Bridge News/Bridge Money Center, 1 June 1998

By Kaya Laterman


Financial Consultants Race to Break Japan's Big Bang

Tokyo - Too bad there isn't a government hotline or an 800-number where one could call to figure out what exactly Japan's so-called Big Bang set of financial reforms will actually change.

However, the cloud of mystery that surrounds Big Bang is great news for consultants in Japan and an increasing amount of foreign consultants are banking that those lost individuals will pay a nice price in exchange to see the light at the end of the regulatory tunnel.


So who exactly are the new faces in the consulting world? Well, there are some who have branched off from larger firms to head up small start-up companies like Richard Werner, formally chief economist at Jardine Fleming Securities in Tokyo.

Werner, who is largely known in the Tokyo financial world as the 'heretic' who pronounced the current Japanese recession back in 1996, in April started a 5-man financial research firm proudly called Profit Research Center.

Werner and an unnamed silent partner opened shop to conduct financial-related research on Southeast Asia, but in particular Japan.

"As financial houses get bigger and bigger...the problem is to offer independent, objective research," Werner said in an interview.

"The bigger the companies get, the more deals they have...that aren't related to them and the researchers may not have a common interest," he explained.

According to Werner, there are 2 major trends emerging in the financial consulting business.
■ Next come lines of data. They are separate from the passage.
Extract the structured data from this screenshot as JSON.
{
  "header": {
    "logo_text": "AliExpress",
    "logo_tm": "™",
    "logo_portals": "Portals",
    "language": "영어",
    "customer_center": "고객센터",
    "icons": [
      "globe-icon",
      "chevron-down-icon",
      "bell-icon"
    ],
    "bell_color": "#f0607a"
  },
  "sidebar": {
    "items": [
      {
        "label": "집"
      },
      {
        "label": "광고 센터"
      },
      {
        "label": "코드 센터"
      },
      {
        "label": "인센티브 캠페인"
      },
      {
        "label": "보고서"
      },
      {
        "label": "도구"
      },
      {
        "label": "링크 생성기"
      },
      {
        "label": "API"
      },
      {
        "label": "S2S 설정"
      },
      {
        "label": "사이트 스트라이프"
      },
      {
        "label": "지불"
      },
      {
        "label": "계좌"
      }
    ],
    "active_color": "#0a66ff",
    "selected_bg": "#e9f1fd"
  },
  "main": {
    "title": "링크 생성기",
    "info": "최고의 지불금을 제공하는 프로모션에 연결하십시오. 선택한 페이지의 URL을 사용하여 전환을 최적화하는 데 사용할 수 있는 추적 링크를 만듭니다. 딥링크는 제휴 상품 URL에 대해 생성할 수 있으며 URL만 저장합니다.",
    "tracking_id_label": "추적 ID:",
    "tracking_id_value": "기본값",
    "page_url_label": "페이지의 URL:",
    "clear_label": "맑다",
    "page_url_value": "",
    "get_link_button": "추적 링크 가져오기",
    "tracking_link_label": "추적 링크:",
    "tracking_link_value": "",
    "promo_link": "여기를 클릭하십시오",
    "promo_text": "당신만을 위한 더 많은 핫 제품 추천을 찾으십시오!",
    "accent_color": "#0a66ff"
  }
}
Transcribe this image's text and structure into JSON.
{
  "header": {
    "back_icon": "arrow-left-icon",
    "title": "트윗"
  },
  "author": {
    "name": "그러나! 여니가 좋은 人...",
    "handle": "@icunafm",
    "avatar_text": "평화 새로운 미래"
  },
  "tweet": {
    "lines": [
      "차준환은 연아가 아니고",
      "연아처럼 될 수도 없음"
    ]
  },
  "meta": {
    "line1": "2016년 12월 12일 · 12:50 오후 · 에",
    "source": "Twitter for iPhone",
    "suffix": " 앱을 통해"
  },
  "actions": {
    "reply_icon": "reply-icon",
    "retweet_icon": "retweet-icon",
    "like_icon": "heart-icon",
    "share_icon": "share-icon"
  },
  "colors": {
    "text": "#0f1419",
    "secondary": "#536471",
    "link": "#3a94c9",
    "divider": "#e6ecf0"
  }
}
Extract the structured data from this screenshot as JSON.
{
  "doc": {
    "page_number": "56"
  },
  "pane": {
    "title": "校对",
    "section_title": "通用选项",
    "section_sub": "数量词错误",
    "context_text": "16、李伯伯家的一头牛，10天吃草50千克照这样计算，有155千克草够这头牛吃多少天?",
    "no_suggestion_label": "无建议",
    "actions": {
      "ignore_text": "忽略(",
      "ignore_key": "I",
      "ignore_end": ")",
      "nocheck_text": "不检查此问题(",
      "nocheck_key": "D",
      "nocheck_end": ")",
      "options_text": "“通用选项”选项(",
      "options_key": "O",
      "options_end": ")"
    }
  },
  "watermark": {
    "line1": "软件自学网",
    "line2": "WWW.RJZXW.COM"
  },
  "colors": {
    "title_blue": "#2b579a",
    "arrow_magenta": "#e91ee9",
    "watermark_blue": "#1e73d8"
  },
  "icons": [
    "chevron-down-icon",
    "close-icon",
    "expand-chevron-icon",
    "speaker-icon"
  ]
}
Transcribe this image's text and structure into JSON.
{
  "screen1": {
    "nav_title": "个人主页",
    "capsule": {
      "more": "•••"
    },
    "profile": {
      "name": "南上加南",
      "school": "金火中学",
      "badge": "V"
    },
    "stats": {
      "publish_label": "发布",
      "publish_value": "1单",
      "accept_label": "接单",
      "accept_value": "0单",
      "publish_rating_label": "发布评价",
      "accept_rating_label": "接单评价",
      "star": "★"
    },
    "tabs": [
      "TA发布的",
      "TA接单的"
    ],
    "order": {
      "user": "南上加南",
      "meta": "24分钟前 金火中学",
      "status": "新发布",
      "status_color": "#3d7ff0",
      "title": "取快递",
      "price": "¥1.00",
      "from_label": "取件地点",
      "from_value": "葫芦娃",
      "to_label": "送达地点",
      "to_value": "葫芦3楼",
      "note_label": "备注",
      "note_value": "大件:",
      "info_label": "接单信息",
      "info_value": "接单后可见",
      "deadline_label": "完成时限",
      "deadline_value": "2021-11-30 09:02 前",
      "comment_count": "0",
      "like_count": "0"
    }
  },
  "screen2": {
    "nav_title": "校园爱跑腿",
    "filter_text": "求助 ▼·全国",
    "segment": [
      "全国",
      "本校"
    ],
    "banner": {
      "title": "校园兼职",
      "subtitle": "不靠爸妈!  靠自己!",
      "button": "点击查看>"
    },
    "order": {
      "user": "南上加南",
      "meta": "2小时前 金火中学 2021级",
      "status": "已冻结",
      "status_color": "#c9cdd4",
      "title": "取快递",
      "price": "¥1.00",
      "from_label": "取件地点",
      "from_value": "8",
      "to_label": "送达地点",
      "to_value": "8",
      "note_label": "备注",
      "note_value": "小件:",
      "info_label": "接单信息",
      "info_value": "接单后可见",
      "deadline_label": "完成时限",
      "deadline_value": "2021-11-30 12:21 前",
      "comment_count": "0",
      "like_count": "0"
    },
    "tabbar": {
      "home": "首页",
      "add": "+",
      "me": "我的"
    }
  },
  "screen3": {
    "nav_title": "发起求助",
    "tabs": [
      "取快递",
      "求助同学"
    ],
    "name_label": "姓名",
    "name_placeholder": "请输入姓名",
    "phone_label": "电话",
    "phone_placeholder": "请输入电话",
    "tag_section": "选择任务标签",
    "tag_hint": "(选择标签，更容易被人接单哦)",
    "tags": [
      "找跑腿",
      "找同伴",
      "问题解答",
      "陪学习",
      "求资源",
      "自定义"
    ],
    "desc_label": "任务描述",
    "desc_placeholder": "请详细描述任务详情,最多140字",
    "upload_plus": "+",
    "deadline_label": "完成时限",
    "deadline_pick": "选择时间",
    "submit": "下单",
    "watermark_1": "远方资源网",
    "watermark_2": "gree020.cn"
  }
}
The first is the increased concentration in the financial sector, as the government's Big Bang officially kicked in last April.

"There is a greater need for independent and objective research from people that have insights, and that are well connected, that have information, and that have the right tools to write models to conduct and write down analysis," he said.

"The second thing is that people will be increasingly ready to pay for that."

Werner says as Japanese investors have more venues to park their funds - whether it be a large securities firm or a discount broker - commission fees "are bound to come down for increased competition."

"As computers have a price, research will have a price. Information is going to be available anywhere, competition is going to be fierce, so the key is to add value and analysis. In Japan, this trend of independent research houses is not yet where it is in the US so this is a golden opportunity," he added.

Werner's clients so far include several offshore hedge funds, institutional investors, banks and the Asian Development Bank. He conceded that he would like to expand that list to corporations and eventually to governments as well.

Meanwhile, individuals are not the only ones gearing up to take advantage of the murky financial future. International rating agency Standard & Poor's in April launched a new service that helps various firms muddle through strategic business options and come up with a 'what if' credit analyses and ratings before the client embarks upon that particular initiative.

S&P's Rating Evaluation Service, launched in the US almost a year ago, helps firms who have concerns in their near-term 'blueprints' or business plans, explains Noboru Wakayama, director of global ratings development here in Tokyo.